**WORK TO BE COMPLETED**: Please work out how many lines in the records below include the word "null", and reply with that number only.

[Data about app and page elements]
>>>>
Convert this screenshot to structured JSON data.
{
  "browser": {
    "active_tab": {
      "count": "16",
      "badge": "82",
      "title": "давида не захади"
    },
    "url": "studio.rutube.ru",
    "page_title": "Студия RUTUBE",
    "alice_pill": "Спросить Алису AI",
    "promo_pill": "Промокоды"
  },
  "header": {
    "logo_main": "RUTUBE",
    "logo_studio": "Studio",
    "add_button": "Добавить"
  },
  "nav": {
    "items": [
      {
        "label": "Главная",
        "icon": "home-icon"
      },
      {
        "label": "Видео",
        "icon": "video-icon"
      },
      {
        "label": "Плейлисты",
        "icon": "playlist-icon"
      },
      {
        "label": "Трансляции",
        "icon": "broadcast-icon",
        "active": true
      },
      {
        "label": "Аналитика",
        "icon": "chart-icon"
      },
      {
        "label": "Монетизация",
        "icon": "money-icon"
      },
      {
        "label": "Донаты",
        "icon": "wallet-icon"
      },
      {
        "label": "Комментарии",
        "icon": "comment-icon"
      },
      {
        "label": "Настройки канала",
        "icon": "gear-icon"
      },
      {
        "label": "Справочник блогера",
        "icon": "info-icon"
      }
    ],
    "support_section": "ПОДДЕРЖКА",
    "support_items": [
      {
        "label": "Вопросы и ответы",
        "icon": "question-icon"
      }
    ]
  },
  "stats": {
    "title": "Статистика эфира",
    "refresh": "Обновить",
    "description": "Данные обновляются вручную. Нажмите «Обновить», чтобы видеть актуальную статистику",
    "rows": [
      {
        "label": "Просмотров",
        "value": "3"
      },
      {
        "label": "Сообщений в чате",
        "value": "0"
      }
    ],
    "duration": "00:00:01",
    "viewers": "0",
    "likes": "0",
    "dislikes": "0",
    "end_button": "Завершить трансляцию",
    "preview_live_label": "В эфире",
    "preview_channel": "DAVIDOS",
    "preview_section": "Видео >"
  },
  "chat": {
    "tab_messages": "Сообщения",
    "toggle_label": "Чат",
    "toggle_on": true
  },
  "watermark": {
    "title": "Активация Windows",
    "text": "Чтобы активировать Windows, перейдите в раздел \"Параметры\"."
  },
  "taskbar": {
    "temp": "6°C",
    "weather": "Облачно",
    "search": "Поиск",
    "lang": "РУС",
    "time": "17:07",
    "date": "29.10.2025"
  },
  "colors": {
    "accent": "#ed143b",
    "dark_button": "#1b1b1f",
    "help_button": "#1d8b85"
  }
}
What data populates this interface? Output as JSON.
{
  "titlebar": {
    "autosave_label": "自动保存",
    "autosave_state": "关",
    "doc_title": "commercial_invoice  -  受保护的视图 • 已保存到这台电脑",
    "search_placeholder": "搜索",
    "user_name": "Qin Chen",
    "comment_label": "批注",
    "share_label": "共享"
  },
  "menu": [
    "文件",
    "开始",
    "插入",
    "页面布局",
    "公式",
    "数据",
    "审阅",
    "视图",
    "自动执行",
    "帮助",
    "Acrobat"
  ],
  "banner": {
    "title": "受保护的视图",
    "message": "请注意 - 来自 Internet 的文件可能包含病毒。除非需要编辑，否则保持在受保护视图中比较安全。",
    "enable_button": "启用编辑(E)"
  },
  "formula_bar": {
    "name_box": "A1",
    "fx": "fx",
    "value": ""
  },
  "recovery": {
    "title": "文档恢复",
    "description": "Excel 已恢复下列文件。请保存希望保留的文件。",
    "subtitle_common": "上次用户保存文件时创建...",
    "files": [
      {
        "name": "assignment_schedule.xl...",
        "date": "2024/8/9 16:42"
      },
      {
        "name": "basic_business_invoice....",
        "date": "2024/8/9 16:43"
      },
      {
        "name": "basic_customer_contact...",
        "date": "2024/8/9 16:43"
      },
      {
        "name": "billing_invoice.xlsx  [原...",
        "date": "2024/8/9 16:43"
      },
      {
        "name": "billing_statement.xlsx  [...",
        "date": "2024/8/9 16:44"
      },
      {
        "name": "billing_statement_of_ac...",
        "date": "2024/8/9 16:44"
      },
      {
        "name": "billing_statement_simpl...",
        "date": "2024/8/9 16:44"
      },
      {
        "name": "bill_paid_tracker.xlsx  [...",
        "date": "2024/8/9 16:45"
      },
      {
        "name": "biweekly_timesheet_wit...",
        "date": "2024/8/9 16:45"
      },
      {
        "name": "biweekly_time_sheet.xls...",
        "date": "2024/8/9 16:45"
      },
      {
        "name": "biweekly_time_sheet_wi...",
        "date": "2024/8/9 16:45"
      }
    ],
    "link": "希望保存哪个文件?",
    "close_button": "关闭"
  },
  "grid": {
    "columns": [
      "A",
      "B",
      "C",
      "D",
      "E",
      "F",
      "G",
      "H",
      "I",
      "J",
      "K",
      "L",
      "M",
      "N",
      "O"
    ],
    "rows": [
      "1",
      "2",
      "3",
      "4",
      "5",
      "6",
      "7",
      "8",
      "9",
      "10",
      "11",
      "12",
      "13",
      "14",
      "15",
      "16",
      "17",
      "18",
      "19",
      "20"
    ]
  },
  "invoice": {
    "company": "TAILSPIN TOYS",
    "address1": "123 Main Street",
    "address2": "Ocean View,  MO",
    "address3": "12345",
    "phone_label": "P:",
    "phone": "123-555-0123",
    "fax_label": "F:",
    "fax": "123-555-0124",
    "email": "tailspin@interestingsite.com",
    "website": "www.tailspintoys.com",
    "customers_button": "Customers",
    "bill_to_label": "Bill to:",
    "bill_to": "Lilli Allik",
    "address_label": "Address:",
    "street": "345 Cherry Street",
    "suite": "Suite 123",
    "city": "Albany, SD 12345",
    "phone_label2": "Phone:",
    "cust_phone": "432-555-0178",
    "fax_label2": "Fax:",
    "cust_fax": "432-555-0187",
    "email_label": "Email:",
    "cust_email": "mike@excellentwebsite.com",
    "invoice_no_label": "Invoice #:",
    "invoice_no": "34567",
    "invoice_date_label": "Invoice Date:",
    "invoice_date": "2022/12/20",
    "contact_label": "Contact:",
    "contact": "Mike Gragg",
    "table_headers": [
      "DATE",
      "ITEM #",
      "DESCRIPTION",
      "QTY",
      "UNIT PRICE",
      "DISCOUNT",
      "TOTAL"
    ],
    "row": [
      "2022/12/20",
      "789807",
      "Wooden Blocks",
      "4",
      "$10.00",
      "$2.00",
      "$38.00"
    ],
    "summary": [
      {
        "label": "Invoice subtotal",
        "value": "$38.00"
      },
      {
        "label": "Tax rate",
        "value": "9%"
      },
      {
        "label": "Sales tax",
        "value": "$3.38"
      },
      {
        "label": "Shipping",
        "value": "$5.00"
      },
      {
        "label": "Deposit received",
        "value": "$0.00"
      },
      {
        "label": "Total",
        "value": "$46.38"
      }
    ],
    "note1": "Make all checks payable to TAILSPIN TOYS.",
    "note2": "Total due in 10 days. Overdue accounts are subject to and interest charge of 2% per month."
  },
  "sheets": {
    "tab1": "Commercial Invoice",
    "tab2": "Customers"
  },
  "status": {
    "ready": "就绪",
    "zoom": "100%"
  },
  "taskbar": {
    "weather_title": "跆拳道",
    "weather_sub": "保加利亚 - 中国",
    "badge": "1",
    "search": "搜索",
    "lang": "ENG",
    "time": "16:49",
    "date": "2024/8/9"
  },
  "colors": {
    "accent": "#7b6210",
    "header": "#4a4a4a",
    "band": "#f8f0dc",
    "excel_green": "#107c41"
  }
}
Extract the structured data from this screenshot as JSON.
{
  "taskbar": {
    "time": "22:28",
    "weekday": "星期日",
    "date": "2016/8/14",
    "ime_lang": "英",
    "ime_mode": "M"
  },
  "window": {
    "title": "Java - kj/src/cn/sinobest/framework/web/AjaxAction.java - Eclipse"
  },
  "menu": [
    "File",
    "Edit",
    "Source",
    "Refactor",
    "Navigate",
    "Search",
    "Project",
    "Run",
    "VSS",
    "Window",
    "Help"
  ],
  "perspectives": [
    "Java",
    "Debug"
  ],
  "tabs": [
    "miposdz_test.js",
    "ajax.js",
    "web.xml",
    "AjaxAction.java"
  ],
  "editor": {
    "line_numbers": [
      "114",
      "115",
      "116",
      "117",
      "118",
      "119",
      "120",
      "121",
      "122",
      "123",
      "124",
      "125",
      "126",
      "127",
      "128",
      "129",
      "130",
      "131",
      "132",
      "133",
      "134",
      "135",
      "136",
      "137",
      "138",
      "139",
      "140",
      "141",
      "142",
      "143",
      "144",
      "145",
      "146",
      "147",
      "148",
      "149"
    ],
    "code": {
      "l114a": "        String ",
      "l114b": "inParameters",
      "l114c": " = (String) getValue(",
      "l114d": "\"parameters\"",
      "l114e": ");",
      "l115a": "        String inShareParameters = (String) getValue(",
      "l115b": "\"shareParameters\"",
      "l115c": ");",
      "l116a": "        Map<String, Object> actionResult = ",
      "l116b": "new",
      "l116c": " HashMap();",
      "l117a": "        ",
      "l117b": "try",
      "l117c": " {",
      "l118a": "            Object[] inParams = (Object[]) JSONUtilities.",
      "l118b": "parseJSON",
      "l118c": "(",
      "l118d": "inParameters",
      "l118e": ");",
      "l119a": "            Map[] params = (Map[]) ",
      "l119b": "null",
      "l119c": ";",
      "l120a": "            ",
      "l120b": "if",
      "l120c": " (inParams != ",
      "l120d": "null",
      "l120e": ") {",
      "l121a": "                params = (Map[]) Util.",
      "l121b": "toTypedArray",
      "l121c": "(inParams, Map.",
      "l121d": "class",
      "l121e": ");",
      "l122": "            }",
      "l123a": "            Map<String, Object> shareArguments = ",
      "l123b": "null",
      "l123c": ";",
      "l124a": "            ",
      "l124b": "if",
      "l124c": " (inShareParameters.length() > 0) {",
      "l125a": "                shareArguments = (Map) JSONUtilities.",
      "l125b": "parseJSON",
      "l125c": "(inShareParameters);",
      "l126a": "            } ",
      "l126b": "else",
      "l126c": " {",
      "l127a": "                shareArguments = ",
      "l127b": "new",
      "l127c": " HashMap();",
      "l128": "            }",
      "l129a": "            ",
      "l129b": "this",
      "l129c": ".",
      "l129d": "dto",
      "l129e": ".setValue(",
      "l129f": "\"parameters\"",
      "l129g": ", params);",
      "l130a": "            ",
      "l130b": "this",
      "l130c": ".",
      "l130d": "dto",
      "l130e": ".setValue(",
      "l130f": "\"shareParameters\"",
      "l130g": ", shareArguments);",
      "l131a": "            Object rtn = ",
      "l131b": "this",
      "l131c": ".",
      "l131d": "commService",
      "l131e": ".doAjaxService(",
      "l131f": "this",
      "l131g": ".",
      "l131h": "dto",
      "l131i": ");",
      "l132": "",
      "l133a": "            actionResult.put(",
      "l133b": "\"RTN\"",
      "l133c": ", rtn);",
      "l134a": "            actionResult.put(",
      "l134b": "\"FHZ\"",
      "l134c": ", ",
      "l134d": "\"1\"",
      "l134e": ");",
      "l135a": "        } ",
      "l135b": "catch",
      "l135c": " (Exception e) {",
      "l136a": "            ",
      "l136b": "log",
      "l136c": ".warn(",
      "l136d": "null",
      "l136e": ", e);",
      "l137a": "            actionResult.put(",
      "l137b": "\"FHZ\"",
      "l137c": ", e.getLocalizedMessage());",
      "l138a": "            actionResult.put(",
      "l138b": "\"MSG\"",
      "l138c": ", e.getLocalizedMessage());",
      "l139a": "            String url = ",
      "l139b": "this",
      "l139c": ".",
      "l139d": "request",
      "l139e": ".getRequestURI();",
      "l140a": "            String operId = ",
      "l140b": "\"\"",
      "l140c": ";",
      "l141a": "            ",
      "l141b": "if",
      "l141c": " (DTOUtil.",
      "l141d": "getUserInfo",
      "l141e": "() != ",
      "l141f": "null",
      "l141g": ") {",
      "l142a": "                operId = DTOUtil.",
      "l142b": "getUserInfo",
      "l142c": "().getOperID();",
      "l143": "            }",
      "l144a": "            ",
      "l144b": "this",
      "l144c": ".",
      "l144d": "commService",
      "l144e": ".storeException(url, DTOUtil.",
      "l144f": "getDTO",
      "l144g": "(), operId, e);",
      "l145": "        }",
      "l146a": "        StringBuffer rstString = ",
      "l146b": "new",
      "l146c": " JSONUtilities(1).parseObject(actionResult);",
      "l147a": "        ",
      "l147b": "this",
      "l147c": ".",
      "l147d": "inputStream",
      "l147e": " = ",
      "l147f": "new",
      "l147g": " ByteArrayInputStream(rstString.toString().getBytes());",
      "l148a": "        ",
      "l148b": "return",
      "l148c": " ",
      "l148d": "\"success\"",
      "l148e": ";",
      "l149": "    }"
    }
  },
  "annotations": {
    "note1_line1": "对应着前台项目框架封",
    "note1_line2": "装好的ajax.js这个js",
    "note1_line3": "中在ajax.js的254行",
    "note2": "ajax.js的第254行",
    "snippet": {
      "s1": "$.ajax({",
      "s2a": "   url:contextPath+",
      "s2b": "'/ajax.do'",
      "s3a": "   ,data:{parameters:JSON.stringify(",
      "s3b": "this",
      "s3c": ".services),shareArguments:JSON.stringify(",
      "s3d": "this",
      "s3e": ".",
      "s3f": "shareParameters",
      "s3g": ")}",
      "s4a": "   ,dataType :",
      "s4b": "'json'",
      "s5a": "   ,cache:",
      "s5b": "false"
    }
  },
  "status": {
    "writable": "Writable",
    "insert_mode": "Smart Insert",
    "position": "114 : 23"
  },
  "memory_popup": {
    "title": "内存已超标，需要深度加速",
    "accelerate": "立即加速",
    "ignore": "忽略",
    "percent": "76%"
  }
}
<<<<
**ANSWER TO THIS TASK**: 5